The story of Passover begins with the Jews living as slaves in the land of Egypt. Moses, who was chosen by G-d to lead the Jewish people, pleaded with the ruler of Egypt to give them their freedom. When that ruler, Pharaoh, would not allow them to leave, G-d released 10 plagues upon the land in the hopes of pursuading Pharaoh to change his mind. After the 10th plague, Pharaoh finally gave in and allowed them to leave. Moses led his people to the Red Sea, and raising his staff, parted the water so that the Jews could walk on dry land and pass through to the other side of the sea. During the Jews’ escape, the Egyptians realized they weren’t ready to give up their slaves and raced after them. Moses raised his staff again returning the sea to how it was, and the entire Egyptian army was drowned.
The name “Passover” comes from what occurred during the last plague; the slaying of the first born. To protect themselves, the Jews marked their doors with lamb’s blood, and G-d “passed over” their homes, keeping their children safe from the curse.
Despite a few bleak details of Passover’s story, it is a festive holiday that first and foremost celebrates Jews’ freedom, survival, and perseverance. We observe the holiday for 8 days (in Israel, 7 days), and on the first 2 nights we have a special meal, called a Seder. Seder means “order”, because we partake in singing, blessing, praying, story telling, and eating in a very particular order throughout the meal.
In the middle of every Seder table is a round plate called a Seder Plate. On it sit 6 ingredients (described below). Print out your own plate to color here!
Shank Bone (Zaroah) : Represents the sacrificial lamb that was eaten by the Jews the night they escaped Egypt. It was also lamb’s blood that was used to mark the doorposts of the Jewish homes during the 10th plague; slaying of the first born.
Charoset : A sweet mixture of apples, walnuts and wine that symbolizes the sweetness of our freedom. It also symbolizes the mortar of the bricks that the Jewish slaves were forced to lay down.
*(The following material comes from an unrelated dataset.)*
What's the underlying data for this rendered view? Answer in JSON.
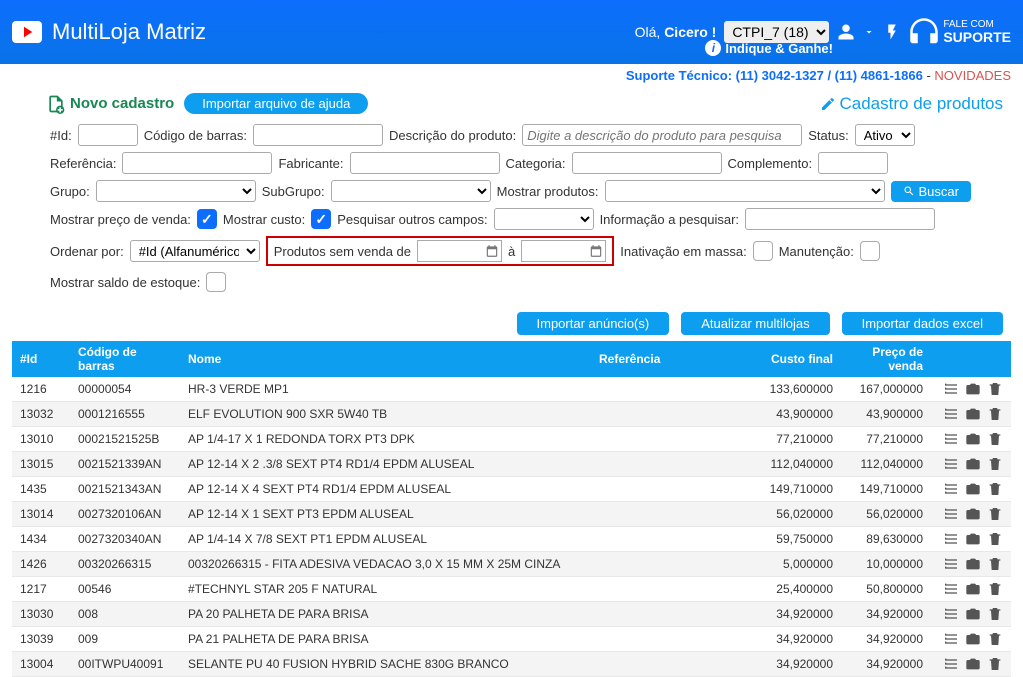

Note: apple, walnuts and wine is an Ashkenazic recipe. Sephardic Jews’ recipes often include sweet dried fruit such as raisins and dates.
Vegetable (Karpas) : Usually parsley, this vegetable is to be dipped in salt water before we eat it, symbolizing the salty tears shed by the Jewish slaves.
Egg (Beitzah) : Representing the whole chicken from which it came, it symbolizes the meat that was brought in for the Passover meal in the time of the Holy Temple.
Bitter Herbs (Maror) : This herb, usually horseradish, symbolizes the bitter life of the Jewish slaves. Some say that the tears that spring to your eyes when you eat Maror remind us of those of the enslaved Jews.
Bitter Herbs (Chazeret) : Another bitter herb, usually lettuce. This symbolizes the same as the horse radish.
Matzoh: The Matzoh is the unleavened bread that we eat during the Passover. When the Jews fled Egypt they did not have enough time to wait for bread to rise, and so for 8 days we don’t eat any food that rises or anything containing wheat, barley, oat, spelt or rye. While you might not find Matzoh on the seder plate, a stack of Matzot sits on the table. One of those pieces is called the Afikomen, and is hidden by an adult, later to be searched for and found by one of the younger attendees at the Seder. (That’s you! And make sure that grown up has prizes ready for you once you find it!)
Passover Symbols Match Game:
Print out the three pages below. Color in the images of the 10 plagues and Seder Plate symbols. Then cut along solid lines, shuffle, and play!